At the practice we have Mr John Stoodley who is a clinical dental technician just making dentures. If you want natural looking teeth or are unhappy with the fit of your teeth then John will be able to help you. Often the talents of our dentists are combined to get the perfect result for the patients.
A denture is a removable replacement for missing teeth and adjacent tissues. It is made of acrylic resin, sometimes in combination with various metals. Complete dentures replace all the teeth.
Conventional dentures are placed in the mouth about a month after all the teeth are removed to allow for proper healing, meaning fewer adjustments are needed. Immediate dentures are placed in the mouth as soon as the teeth are removed, but may require more adjustments after the healing has taken place. To make this possible, we take measurements and make models of the patient’s jaws during a preliminary visit.
An advantage of immediate dentures is that the wearer does not have to be without teeth during the healing period.
However, bones and gums can shrink over time, especially during the period of healing in the first six months after the removal of teeth. When gums shrink, immediate dentures may require rebasing or relining to fit properly.
A conventional denture can then be made once the tissues have healed. Healing may take at least 6-8 weeks. A partial denture fills in the spaces created by missing teeth and prevents other teeth from changing position, and is suitable for those who have some natural teeth remaining.
Sometimes we will make implant retained dentures which once integration of the implants has taken place will then clip onto the fixtures.
It is perfectly normal to notice a slight change in facial appearance, increased salivary flow, minor speech difficulty, soreness or minor irritation.
As your mouth becomes accustomed to the dentures, these problems should diminish. One or more follow-up appointments with the dentist are generally needed after a denture is inserted. If any problem persists, particularly irritation or soreness you should let us know so we can adjust the teeth to make them more comfortable for you to wear.
A denture is fragile, so it is important to handle it with care. We recommend that for the best results you do the following: Remove and brush the denture daily, preferably with a brush designed specifically for cleaning dentures, using either a denture cleanser or toothpastes.

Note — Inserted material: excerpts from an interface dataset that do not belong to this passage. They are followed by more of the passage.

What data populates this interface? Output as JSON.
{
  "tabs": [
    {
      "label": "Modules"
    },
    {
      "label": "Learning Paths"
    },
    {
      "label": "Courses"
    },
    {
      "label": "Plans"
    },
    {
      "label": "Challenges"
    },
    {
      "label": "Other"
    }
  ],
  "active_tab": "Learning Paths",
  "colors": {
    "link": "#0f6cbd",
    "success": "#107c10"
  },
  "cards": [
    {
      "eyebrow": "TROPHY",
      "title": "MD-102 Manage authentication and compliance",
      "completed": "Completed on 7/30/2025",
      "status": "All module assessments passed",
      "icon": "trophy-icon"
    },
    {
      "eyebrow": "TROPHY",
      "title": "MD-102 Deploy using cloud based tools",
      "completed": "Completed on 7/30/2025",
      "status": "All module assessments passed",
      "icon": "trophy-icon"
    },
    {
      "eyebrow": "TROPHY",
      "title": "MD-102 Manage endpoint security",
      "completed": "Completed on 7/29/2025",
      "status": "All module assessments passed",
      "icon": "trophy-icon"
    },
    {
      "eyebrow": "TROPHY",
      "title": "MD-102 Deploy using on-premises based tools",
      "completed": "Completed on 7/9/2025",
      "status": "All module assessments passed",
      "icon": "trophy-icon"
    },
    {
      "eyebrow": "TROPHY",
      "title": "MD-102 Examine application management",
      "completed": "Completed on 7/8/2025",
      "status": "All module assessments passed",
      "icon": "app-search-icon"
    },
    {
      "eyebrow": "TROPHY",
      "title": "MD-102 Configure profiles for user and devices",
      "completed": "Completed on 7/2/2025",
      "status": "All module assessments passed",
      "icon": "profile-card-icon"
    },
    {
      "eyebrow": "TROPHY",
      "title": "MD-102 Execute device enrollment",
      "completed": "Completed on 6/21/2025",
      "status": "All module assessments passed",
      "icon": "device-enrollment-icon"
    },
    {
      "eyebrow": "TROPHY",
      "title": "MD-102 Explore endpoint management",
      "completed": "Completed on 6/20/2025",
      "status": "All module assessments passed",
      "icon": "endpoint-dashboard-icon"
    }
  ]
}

Never use harsh, abrasive cleansers, including abrasive toothpastes, because they may scratch the surface of the denture.
Don’t sterilise your denture with boiling water because it will cause it to become warped. If you wear a partial denture make sure that you remove it before brushing your natural teeth so that you can access all the natural teeth surfaces.
When not in use, soak it in a cleanser solution or in water. Get in the habit of keeping the denture in the same safe place to reduce the likelihood of misplacement.
Research has shown that removing the denture for at least eight hours allows the gum tissue to rest and allows normal stimulation and cleansing by the tongue and saliva. This promotes better long-term health of the gums.
The cost tends to be greater, but implants and bridges more closely resemble the ‘feel’ of real teeth.
We can make implant retained dentures which once integration of the implants has taken place the new dentures will clip into place and be held in securely.
As an alternative to bridges and implants, dentures can be used to replace several missing teeth.
It is possible to get either full or partial dentures. Full dentures remain in place by form fitting to the gum ridges. This creates a strong suction that is usually enough to keep them comfortably in place.
Partial dentures often have additional ridges that fit around the natural teeth helping them stay in place. To secure dentures more firmly to the gum ridge, a dental implant can be used.
Implants used for an overdenture are fitted with a ball screw. This allows the denture to be firmly snapped into place.
It takes several visits to the dentist in order to be properly fitted with a denture. The dentist will take several impressions of the gums, and send these to a dental lab. The lab uses these impressions to construct your dentures. On the next appointments you and your dentist will check the dentures to ensure that your fit is correct and that the dentures meet your approval.